- _YOUR OBJECTIVE_
Each entry here needs to be given again exactly.

- _Data extracted from a collection_
+ + +

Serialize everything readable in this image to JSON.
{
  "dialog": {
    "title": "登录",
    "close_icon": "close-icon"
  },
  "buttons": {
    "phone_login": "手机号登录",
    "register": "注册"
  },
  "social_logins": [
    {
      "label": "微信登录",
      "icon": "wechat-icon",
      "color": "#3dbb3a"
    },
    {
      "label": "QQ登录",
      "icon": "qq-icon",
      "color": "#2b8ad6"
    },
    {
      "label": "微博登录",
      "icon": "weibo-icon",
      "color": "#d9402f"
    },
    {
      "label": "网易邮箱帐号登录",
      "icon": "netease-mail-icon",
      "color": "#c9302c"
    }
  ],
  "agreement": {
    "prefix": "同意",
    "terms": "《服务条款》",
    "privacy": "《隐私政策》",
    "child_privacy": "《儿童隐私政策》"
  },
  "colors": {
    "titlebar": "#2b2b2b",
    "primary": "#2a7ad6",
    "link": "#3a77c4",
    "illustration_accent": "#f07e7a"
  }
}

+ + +

- _RESPONSE BOX_
Serialize everything readable in this image to JSON.
{
  "dialog": {
    "title": "登录",
    "close_icon": "close-icon"
  },
  "buttons": {
    "phone_login": "手机号登录",
    "register": "注册"
  },
  "social_logins": [
    {
      "label": "微信登录",
      "icon": "wechat-icon",
      "color": "#3dbb3a"
    },
    {
      "label": "QQ登录",
      "icon": "qq-icon",
      "color": "#2b8ad6"
    },
    {
      "label": "微博登录",
      "icon": "weibo-icon",
      "color": "#d9402f"
    },
    {
      "label": "网易邮箱帐号登录",
      "icon": "netease-mail-icon",
      "color": "#c9302c"
    }
  ],
  "agreement": {
    "prefix": "同意",
    "terms": "《服务条款》",
    "privacy": "《隐私政策》",
    "child_privacy": "《儿童隐私政策》"
  },
  "colors": {
    "titlebar": "#2b2b2b",
    "primary": "#2a7ad6",
    "link": "#3a77c4",
    "illustration_accent": "#f07e7a"
  }
}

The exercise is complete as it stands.